The Investment Law does not distinguish the purchase of shares by foreign investors as a means of participating in management (direct investment) and the purchase of shares for the sake of capital gains and dividends as is the case of Mekophar (indirect investment).
Article 25 of the law’s Chapter IV is named “Capital contributions, purchase of shares, merger and acquisition” while Article 26 is titled “Indirect investment”. This could hint that Article 25 refers to direct investment.
Moreover, Decree 102/2010/ ND-CP, which guides the implementation of the Law on Enterprises, allows existing foreign-invested companies with no more than 49 per cent foreign ownership to do investment and business and carry out subsidiary registration in the same way that purely domestic companies are able to.
Mekophar is now using such arguments to petition the Prime Minister, relevant ministries and the State Securities Commission in a bid to find a way through this legal labyrinth.

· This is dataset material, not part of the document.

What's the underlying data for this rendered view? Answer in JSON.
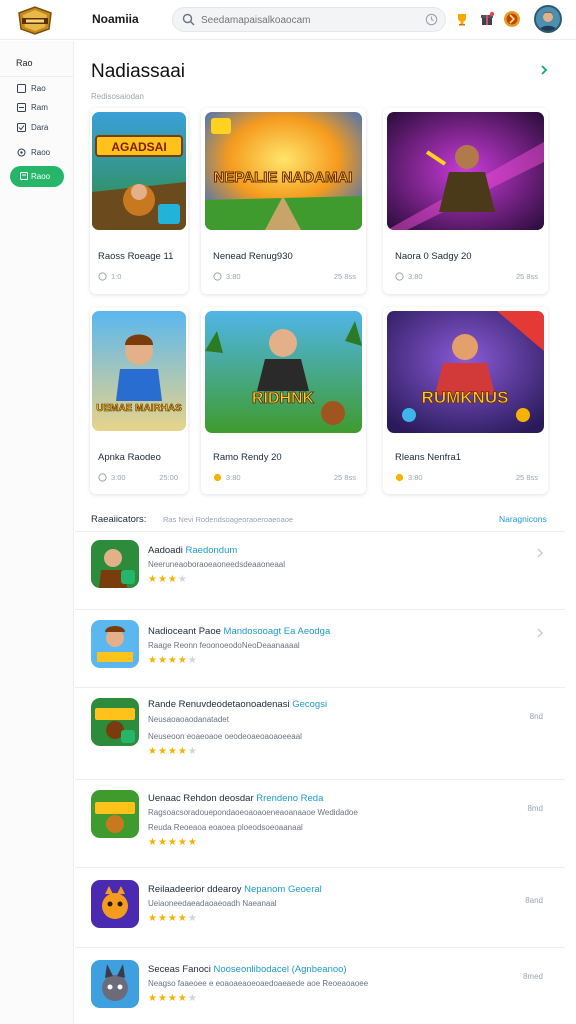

In Mekophar’s petition, company general director Huynh Thi Lan lamented the fact that Mekophar had been unfairly forced out of a game that all of its peers could participate in. “Our business has been seriously impacted since we are not allowed to join in on bidding and distributing pharmaceuticals to agents and retailers. If we cannot participate, we might have to abandon our stock market listing, or negotiate with foreign shareholders to bring our foreign ownership to zero per cent to obtain the distribution right.”
A new decree to replace Decree 108 guiding the implementation of the Investment Law is now being compiled by the MPI. It is expected to detail treatment for companies with no more than 49 per cent foreign ownership.
But an attorney from a high-profile law firm who declined to be named told VIR that the latest draft of the decree did not have any wording related to the definition of “enterprises with foreign-owned capital”. Thus, firms like Mekophar might still be in for a bumpy ride.